In fact, the Jets' weight room underwent a face-lift this offseason, complete with a new floor, turf accents and equipment. "And nobody's using it," Galac said. "It's sitting empty. The players haven't even seen it yet."
James Washington misses football. And, occasionally, his farm.
The 26-acre property the Steelers wide receiver purchased near his hometown of Abilene, Texas, made it easy for him to comply with social distancing rules. It also afforded him space to work out and keep in shape by way of chores. Washington, who was an agribusiness major with a concentration in farm and ranch management at Oklahoma State, finds the countryside calming. He enjoys the views of passing cars, wheat fields and cattle pastures during his eight- to 12-mile rides on his recently purchased bicycle.

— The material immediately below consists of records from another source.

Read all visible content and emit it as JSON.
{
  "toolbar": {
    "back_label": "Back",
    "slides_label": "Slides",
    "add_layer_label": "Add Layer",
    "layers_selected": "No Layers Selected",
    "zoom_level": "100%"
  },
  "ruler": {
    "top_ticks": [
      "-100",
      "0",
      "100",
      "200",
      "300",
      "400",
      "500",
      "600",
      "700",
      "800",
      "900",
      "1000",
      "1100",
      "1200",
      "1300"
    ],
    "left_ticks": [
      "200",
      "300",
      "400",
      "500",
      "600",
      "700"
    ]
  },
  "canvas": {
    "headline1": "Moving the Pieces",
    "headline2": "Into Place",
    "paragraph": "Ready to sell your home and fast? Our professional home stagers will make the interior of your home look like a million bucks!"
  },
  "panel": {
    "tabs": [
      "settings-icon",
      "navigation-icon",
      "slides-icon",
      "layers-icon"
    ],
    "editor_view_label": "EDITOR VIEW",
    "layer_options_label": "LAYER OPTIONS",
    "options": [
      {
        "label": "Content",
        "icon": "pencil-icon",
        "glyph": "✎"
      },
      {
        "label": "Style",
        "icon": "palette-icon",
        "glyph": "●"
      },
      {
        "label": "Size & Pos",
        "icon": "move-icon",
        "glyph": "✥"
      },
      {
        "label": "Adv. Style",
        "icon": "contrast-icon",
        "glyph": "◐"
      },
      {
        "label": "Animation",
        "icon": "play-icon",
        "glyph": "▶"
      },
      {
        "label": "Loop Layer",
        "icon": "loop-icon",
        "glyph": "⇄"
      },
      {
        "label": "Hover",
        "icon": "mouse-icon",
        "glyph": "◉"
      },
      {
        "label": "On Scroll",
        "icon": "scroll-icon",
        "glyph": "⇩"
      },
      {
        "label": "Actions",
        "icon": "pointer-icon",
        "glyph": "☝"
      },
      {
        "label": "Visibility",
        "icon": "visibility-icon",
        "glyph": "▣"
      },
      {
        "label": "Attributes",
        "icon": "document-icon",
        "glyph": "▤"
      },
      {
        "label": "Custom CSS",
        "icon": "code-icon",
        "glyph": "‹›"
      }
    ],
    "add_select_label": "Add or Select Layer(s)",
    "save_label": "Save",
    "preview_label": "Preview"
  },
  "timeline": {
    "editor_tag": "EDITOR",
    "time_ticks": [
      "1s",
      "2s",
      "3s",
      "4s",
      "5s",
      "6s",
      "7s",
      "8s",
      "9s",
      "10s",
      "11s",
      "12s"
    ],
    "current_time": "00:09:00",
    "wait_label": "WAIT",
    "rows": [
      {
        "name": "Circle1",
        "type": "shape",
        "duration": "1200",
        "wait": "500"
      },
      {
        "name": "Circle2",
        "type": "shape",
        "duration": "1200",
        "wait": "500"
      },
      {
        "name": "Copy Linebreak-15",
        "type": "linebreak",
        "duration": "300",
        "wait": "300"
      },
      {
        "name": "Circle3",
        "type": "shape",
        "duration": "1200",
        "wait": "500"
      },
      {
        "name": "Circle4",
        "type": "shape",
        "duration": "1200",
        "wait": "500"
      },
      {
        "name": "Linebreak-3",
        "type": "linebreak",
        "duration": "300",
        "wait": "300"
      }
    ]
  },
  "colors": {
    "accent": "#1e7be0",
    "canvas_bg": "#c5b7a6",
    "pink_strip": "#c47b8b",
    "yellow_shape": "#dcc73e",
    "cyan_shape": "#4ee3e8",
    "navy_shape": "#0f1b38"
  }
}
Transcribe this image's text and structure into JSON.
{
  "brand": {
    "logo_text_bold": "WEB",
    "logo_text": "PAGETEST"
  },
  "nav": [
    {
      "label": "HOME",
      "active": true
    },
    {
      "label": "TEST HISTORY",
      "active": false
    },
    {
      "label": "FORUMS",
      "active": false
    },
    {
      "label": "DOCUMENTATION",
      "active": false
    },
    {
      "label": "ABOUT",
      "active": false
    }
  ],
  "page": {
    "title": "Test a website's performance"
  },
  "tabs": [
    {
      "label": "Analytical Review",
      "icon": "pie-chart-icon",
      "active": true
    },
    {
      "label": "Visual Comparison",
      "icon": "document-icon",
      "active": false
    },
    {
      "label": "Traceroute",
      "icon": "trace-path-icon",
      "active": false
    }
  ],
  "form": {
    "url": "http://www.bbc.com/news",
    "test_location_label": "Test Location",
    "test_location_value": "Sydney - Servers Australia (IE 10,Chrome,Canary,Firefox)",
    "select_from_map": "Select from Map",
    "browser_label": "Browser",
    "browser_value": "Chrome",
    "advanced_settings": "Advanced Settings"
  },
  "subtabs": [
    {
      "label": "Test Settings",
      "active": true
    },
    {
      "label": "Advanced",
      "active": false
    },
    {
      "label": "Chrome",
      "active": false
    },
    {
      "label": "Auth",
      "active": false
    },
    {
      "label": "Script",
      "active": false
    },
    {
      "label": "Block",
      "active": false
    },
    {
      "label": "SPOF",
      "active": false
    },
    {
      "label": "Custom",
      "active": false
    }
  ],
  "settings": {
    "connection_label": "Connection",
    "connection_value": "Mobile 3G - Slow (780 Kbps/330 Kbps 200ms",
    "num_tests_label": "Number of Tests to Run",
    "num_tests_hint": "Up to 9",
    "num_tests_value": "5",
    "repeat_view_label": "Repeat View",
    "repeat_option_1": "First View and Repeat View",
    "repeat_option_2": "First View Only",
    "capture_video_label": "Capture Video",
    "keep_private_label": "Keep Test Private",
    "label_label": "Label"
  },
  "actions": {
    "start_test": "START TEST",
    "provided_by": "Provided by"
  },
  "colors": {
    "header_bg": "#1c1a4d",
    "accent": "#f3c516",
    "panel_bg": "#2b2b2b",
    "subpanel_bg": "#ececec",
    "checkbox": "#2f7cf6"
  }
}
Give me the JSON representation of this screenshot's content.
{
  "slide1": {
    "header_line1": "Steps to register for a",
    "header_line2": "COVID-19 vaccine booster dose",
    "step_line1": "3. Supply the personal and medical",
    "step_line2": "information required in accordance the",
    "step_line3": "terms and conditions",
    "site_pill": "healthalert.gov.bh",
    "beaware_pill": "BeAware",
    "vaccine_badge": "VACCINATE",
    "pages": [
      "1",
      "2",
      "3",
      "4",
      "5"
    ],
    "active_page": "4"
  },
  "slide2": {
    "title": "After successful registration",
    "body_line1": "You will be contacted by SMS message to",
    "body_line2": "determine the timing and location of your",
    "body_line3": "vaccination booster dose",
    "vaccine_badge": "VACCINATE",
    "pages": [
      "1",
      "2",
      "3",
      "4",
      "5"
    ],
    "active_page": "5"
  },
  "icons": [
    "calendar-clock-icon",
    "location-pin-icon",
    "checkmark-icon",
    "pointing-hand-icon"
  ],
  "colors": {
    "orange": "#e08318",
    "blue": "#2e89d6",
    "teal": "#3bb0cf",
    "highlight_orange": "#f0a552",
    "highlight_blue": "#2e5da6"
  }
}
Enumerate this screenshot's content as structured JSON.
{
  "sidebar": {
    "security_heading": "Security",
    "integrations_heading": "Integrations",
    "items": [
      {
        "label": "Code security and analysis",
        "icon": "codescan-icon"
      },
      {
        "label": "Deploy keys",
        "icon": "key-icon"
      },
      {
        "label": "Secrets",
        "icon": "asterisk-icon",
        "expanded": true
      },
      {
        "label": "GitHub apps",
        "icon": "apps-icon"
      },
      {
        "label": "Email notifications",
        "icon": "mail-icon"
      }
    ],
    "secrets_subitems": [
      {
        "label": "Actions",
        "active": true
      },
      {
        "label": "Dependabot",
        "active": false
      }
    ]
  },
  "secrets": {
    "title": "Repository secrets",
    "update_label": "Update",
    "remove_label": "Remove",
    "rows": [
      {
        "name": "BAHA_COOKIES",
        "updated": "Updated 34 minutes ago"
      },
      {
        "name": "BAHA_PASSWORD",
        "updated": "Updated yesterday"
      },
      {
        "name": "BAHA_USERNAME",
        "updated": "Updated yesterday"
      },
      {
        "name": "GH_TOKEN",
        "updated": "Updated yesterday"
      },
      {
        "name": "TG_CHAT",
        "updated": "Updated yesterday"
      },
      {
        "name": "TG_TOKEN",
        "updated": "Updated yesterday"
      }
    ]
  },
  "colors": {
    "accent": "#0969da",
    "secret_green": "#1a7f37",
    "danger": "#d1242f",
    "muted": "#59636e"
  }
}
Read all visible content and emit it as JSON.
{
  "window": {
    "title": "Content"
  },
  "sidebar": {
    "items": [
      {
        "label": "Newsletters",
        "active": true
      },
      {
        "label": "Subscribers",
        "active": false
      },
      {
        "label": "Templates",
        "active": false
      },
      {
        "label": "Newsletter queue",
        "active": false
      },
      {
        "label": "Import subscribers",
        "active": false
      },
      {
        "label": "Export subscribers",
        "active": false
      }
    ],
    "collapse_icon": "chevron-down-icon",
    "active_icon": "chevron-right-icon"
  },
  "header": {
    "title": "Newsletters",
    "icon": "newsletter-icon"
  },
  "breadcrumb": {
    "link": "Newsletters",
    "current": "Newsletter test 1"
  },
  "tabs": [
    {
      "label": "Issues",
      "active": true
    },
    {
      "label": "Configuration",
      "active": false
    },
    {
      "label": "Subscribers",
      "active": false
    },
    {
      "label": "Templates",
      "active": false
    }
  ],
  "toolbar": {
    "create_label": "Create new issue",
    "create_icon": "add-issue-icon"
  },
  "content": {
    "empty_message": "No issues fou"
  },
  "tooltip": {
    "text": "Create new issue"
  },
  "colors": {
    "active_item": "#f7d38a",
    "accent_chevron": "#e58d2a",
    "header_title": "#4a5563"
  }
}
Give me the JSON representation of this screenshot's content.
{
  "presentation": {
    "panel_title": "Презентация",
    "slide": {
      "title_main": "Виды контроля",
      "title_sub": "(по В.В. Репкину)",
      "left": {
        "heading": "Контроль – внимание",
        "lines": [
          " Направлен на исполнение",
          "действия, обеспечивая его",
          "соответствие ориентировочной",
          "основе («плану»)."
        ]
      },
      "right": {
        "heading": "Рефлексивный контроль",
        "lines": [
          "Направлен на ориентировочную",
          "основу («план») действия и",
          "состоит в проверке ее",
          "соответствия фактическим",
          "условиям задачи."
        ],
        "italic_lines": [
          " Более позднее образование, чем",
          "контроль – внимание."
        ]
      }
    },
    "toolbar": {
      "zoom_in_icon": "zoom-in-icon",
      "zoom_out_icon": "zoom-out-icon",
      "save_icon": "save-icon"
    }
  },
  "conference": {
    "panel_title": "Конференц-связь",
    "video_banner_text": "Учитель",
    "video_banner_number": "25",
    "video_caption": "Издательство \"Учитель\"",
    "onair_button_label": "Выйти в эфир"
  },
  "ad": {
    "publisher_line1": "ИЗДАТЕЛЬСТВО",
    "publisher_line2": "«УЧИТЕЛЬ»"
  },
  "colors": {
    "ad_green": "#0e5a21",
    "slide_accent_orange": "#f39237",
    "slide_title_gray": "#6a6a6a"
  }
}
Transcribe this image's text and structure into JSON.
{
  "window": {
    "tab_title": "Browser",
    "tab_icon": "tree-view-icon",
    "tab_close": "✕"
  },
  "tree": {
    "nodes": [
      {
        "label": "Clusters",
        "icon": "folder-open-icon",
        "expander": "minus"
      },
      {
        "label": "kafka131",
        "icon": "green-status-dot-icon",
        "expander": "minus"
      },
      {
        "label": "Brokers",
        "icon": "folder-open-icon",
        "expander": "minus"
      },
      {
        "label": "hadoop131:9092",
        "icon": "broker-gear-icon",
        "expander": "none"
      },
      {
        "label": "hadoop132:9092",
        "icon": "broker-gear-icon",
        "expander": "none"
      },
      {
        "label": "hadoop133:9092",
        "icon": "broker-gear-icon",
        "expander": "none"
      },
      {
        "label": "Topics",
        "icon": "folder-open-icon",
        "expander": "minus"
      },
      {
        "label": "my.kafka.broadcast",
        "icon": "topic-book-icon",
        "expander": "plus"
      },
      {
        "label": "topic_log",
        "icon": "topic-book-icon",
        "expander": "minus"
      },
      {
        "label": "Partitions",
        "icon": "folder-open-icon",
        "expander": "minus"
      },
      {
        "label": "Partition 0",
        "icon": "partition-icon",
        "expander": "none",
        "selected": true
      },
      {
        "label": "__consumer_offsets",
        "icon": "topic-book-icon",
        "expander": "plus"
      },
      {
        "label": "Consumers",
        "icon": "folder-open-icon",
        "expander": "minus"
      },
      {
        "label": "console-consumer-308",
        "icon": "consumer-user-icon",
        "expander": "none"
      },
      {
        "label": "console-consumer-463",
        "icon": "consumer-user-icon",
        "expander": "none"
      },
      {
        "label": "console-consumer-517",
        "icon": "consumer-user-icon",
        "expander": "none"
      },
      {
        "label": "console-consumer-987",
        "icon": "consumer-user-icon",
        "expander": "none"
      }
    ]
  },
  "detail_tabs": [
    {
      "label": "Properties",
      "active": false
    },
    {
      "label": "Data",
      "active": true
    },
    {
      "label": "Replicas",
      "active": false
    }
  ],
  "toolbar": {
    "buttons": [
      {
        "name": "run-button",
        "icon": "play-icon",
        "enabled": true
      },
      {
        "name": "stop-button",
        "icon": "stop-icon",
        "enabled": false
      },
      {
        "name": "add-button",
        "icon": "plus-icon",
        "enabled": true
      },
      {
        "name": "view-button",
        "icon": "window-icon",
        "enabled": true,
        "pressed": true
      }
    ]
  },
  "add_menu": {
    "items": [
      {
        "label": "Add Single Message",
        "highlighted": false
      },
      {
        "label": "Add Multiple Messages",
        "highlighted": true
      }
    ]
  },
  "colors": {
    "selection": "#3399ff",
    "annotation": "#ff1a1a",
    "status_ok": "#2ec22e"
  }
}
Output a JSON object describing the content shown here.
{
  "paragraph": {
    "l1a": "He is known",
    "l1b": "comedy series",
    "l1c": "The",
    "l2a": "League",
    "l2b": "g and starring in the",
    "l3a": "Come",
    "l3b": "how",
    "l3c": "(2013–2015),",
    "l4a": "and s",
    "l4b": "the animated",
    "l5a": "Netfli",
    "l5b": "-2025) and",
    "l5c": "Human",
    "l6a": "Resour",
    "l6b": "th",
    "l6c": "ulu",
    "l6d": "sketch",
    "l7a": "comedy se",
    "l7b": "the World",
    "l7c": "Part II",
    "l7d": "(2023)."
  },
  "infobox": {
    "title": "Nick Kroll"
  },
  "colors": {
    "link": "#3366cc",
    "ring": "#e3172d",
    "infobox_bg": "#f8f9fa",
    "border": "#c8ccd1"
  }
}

His workout setup, which included an assortment of resistance bands sent by the Steelers and his high school dumbbells retrieved from his parents' house, was complete with the arrival of a Jugs machine, which he kept in the barn and carried to a flat area in one of the pastures.
However, staving off boredom is a challenge whenever he's in Pittsburgh, a more crowded city with fewer options for keeping busy.
"When I was in Texas, I'd work out, do my virtual [team] meetings and then I'd have to find something to do cause I can't just sit in the house," Washington said last week, after he, JuJu Smith-Schuster and fellow receiver Ryan Switzer worked out in quarterback Ben Roethlisberger's home weight room. "Being on the farm really helped me a lot, because there was always something that could have been done."
Washington loves his farm so much his recent stay in Pittsburgh was short-lived. He returned to Texas on Wednesday to celebrate Memorial Day weekend with family and tend to his most recent purchase: cattle. The time away from the Steelers' facility has also given Washington time to think.
"It just doesn't feel right," he said. "Everybody feels like we should be at the facility, doing physical stuff, getting ready to go. ... Even if there's no fans, we still have to go out there and just go 110 percent, even if it would feel weird. Fans help make the game. It's really crazy to think about.
"Just being away from things, you really find out how much you miss the sport. It sucks. That's really what I figured out. That I love football."